This well-known book reasserts the central importance of political and religious ideology in the origins of the English Civil War. Recent historiography has concentrated on its social and economic causes: Sommerville reminds us what the people of the time thought they were fighting about. Examining the main political theories in c.17th England - the Divine Right of Kings, government by consent, and the ancient constitution - he considers their impact on actual events. He draws on major political thinkers like Hobbes and Locke, but also on lesser but more representative figures, to explore what was new in these ideas and what was merely the common currency of the age. This major new edition incorporates all the latest thinking on the subject.
Table of Contents

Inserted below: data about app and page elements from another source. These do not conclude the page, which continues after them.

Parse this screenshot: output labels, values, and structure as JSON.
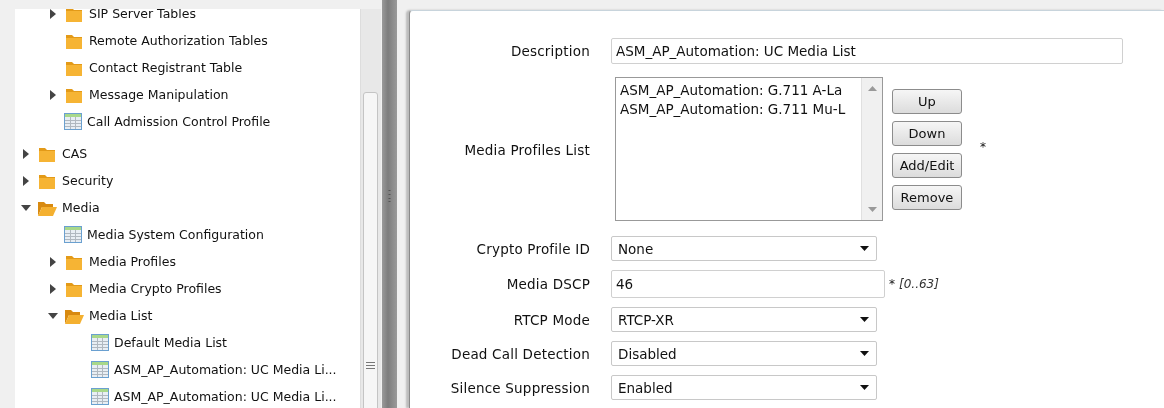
{
  "tree": {
    "continued_children": [
      {
        "label": "SIP Server Tables",
        "kind": "folder",
        "expanded": false
      },
      {
        "label": "Remote Authorization Tables",
        "kind": "folder"
      },
      {
        "label": "Contact Registrant Table",
        "kind": "folder"
      },
      {
        "label": "Message Manipulation",
        "kind": "folder",
        "expanded": false
      },
      {
        "label": "Call Admission Control Profile",
        "kind": "table"
      }
    ],
    "items": [
      {
        "label": "CAS",
        "kind": "folder",
        "expanded": false
      },
      {
        "label": "Security",
        "kind": "folder",
        "expanded": false
      },
      {
        "label": "Media",
        "kind": "folder",
        "expanded": true,
        "children": [
          {
            "label": "Media System Configuration",
            "kind": "table"
          },
          {
            "label": "Media Profiles",
            "kind": "folder",
            "expanded": false
          },
          {
            "label": "Media Crypto Profiles",
            "kind": "folder",
            "expanded": false
          },
          {
            "label": "Media List",
            "kind": "folder",
            "expanded": true,
            "children": [
              {
                "label": "Default Media List",
                "kind": "table"
              },
              {
                "label": "ASM_AP_Automation: UC Media Li...",
                "kind": "table"
              },
              {
                "label": "ASM_AP_Automation: UC Media Li...",
                "kind": "table"
              }
            ]
          }
        ]
      }
    ]
  },
  "form": {
    "fields": [
      {
        "kind": "text",
        "label": "Description",
        "value": "ASM_AP_Automation: UC Media List"
      },
      {
        "kind": "list",
        "label": "Media Profiles List",
        "items": [
          "ASM_AP_Automation: G.711 A-La",
          "ASM_AP_Automation: G.711 Mu-L"
        ],
        "buttons": [
          "Up",
          "Down",
          "Add/Edit",
          "Remove"
        ],
        "marker": "*"
      },
      {
        "kind": "select",
        "label": "Crypto Profile ID",
        "value": "None"
      },
      {
        "kind": "text",
        "label": "Media DSCP",
        "value": "46",
        "marker": "*",
        "hint": "[0..63]"
      },
      {
        "kind": "select",
        "label": "RTCP Mode",
        "value": "RTCP-XR"
      },
      {
        "kind": "select",
        "label": "Dead Call Detection",
        "value": "Disabled"
      },
      {
        "kind": "select",
        "label": "Silence Suppression",
        "value": "Enabled"
      }
    ]
  }
}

Acknowledgements Introduction Part One: Principles 1. The Divine Right of Kings 2. Government by Consent 3. The Ancient Constitution Part Two: Applications 4. Conflict and Compromise 5. The Liberty of the Subject 6. The Church Postscript Postscript to the Second Edition Suggestions for Further Reading Index